(Records provided Opens)

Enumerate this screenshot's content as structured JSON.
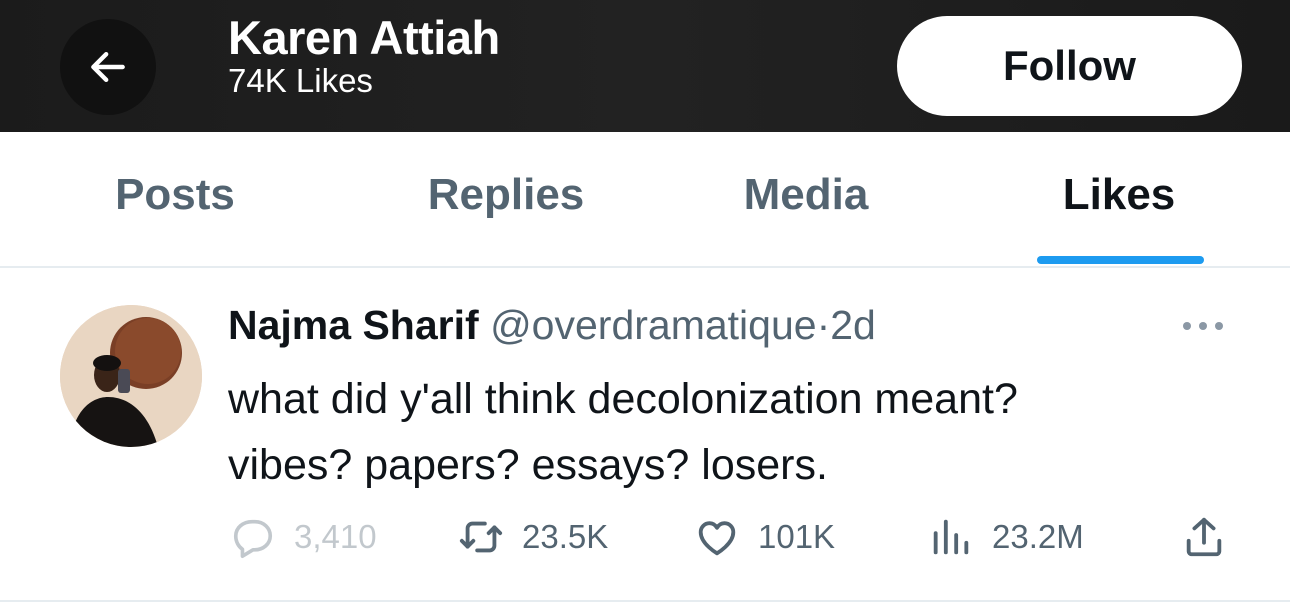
{
  "header": {
    "name": "Karen Attiah",
    "likes_count": "74K Likes",
    "follow_label": "Follow"
  },
  "tabs": [
    {
      "label": "Posts",
      "active": false
    },
    {
      "label": "Replies",
      "active": false
    },
    {
      "label": "Media",
      "active": false
    },
    {
      "label": "Likes",
      "active": true
    }
  ],
  "post": {
    "author_name": "Najma Sharif",
    "author_handle": "@overdramatique",
    "separator": "·",
    "time": "2d",
    "text_lines": [
      "what did y'all think decolonization meant?",
      "vibes? papers? essays? losers."
    ],
    "actions": {
      "replies": "3,410",
      "reposts": "23.5K",
      "likes": "101K",
      "views": "23.2M"
    }
  },
  "icons": {
    "back": "arrow-left-icon",
    "more": "more-horizontal-icon",
    "reply": "reply-bubble-icon",
    "repost": "repost-icon",
    "like": "heart-icon",
    "views": "bar-chart-icon",
    "share": "share-icon"
  },
  "colors": {
    "accent": "#1d9bf0",
    "secondary_text": "#536471",
    "header_bg": "#1b1b1b"
  }
}
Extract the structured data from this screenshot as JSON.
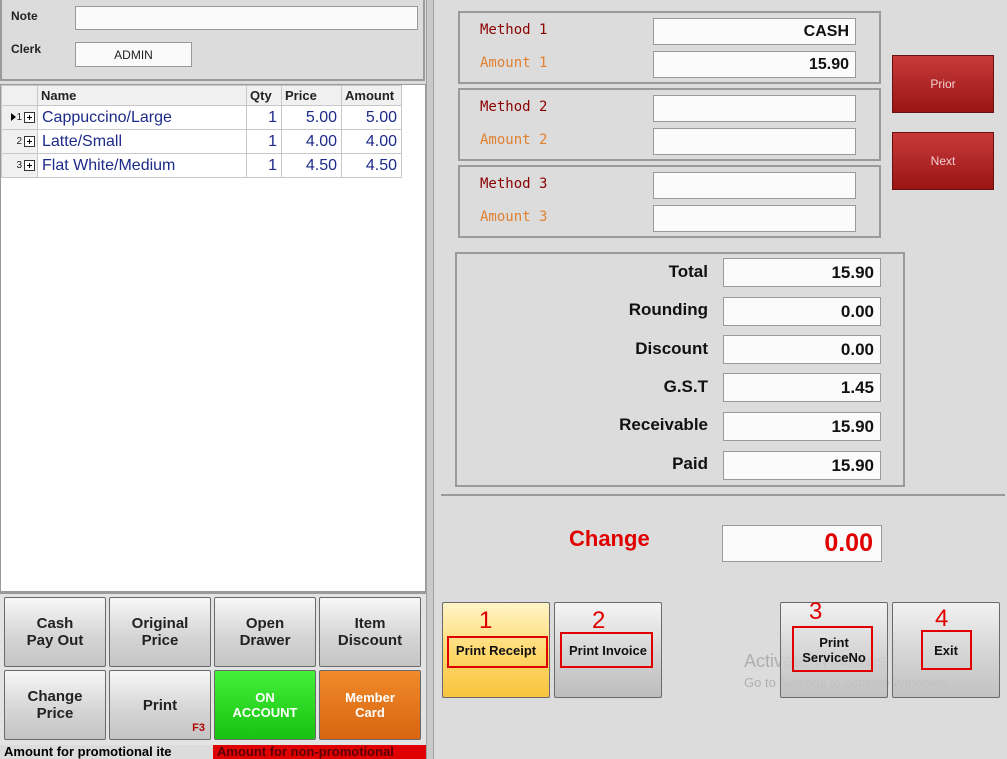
{
  "header": {
    "note_label": "Note",
    "note_value": "",
    "clerk_label": "Clerk",
    "clerk_value": "ADMIN"
  },
  "grid": {
    "columns": [
      "Name",
      "Qty",
      "Price",
      "Amount"
    ],
    "rows": [
      {
        "num": "1",
        "name": "Cappuccino/Large",
        "qty": "1",
        "price": "5.00",
        "amount": "5.00"
      },
      {
        "num": "2",
        "name": "Latte/Small",
        "qty": "1",
        "price": "4.00",
        "amount": "4.00"
      },
      {
        "num": "3",
        "name": "Flat White/Medium",
        "qty": "1",
        "price": "4.50",
        "amount": "4.50"
      }
    ]
  },
  "left_buttons": {
    "cash_payout": "Cash\nPay Out",
    "original_price": "Original\nPrice",
    "open_drawer": "Open\nDrawer",
    "item_discount": "Item\nDiscount",
    "change_price": "Change\nPrice",
    "print": "Print",
    "print_hotkey": "F3",
    "on_account": "ON\nACCOUNT",
    "member_card": "Member\nCard"
  },
  "status": {
    "promo": "Amount for promotional ite",
    "non_promo": "Amount for non-promotional"
  },
  "methods": [
    {
      "method_label": "Method 1",
      "amount_label": "Amount 1",
      "method_value": "CASH",
      "amount_value": "15.90"
    },
    {
      "method_label": "Method 2",
      "amount_label": "Amount 2",
      "method_value": "",
      "amount_value": ""
    },
    {
      "method_label": "Method 3",
      "amount_label": "Amount 3",
      "method_value": "",
      "amount_value": ""
    }
  ],
  "nav": {
    "prior": "Prior",
    "next": "Next"
  },
  "totals": [
    {
      "label": "Total",
      "value": "15.90"
    },
    {
      "label": "Rounding",
      "value": "0.00"
    },
    {
      "label": "Discount",
      "value": "0.00"
    },
    {
      "label": "G.S.T",
      "value": "1.45"
    },
    {
      "label": "Receivable",
      "value": "15.90"
    },
    {
      "label": "Paid",
      "value": "15.90"
    }
  ],
  "change": {
    "label": "Change",
    "value": "0.00"
  },
  "actions": {
    "print_receipt": "Print Receipt",
    "print_invoice": "Print Invoice",
    "print_serviceno": "Print\nServiceNo",
    "exit": "Exit",
    "callouts": [
      "1",
      "2",
      "3",
      "4"
    ]
  },
  "watermark": {
    "line1": "Activate Windows",
    "line2": "Go to Settings to activate Windows."
  },
  "colors": {
    "method_label": "#8b0000",
    "amount_label": "#e08030",
    "change": "#e00000",
    "nav_button": "#b02020",
    "on_account": "#22d31a",
    "member_card": "#e2721a",
    "print_receipt": "#ffd86b",
    "callout": "#e00000"
  }
}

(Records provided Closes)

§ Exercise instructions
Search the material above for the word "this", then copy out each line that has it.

§ Solution
Enumerate this screenshot's content as structured JSON.
Extract the structured data from this screenshot as JSON.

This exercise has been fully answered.